My boss and mentor often says, “Pay for good tools. Just cry once.”
He was a mechanic for years, putting himself through grad school by fixing Volkswagon bugs.
So his philosophy started early and then carried through for many decades throughout his professional life.
He never hesitated to invest in buying computer hardware equipment, a robust phone system, sophisticated software and then the training to learn to use all those things properly.
In starting this career as a writer, I believe the model he showed me was really sound and I have been steadily doing my best to do the same (budget permitting!).
To that end, when Linda asked me to write a guest post on her business blog, I wrote about the costs involved with starting up a writing business (hardware, software, and training) and publishing as an independent.
The article describes the investment costs, (Scrivener $45) and is intended to help a writer think about themselves as a business. Steve Pressfield wrote in the War of Art that he liked the notion of incorporating and then having his entity pay him. Whatever it takes to keep you focused on the job of writing.
As I am learning, there is a constant balance between working on the actual writing and the learning curve associated with marketing the business, ie, selling the books.
As a result, part of my work is now actually to read a large number of these story craft and book marketing books.
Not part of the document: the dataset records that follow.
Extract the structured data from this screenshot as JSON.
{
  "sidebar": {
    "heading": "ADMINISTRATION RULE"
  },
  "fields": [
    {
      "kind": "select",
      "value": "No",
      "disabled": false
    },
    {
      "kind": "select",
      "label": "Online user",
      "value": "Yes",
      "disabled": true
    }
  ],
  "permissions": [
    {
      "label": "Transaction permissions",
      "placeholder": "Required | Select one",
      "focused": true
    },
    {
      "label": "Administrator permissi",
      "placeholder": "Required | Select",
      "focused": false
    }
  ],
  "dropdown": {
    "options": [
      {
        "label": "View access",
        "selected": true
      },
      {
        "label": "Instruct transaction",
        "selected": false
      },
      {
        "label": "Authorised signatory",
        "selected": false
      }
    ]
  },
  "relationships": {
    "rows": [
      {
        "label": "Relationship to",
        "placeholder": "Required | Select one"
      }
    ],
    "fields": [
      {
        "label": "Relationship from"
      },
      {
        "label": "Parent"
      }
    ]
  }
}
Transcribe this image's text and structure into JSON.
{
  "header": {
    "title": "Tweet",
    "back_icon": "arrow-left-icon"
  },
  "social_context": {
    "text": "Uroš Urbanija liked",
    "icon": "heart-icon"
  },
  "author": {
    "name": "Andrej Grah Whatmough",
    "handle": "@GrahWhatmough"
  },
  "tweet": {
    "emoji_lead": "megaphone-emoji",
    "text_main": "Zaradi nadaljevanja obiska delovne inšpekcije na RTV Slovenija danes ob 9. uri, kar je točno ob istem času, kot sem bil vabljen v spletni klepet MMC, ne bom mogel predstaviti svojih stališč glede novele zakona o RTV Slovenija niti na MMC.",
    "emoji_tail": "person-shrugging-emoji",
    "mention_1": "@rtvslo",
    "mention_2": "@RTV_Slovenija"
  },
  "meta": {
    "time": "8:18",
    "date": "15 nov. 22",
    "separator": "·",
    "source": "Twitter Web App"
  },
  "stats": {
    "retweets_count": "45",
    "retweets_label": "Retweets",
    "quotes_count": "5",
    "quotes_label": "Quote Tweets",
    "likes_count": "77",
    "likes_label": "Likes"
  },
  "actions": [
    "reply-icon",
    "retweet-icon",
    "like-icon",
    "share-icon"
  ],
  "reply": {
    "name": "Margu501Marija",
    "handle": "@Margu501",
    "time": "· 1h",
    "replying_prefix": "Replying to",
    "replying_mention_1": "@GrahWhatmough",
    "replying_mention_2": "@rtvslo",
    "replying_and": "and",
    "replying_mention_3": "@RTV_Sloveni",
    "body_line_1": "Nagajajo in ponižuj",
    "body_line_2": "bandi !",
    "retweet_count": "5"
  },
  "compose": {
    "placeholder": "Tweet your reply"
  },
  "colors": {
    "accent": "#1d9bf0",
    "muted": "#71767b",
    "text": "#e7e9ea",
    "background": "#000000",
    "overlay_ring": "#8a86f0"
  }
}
It is quite a tome, and it is free in bits and pieces on Shawn Coyne’s website, but I do highly recommend you order the print version of The Story Grid: What Good Editors Know. It’s an amazing book, and it is oversized, which makes it easy to work out visual things like the Foolscap Method.
It’s actually dropped in price since I first purchased it last year. It’s a reference book, essential for learning story spine and other plotting mechanics. A writer’s tool to be sure.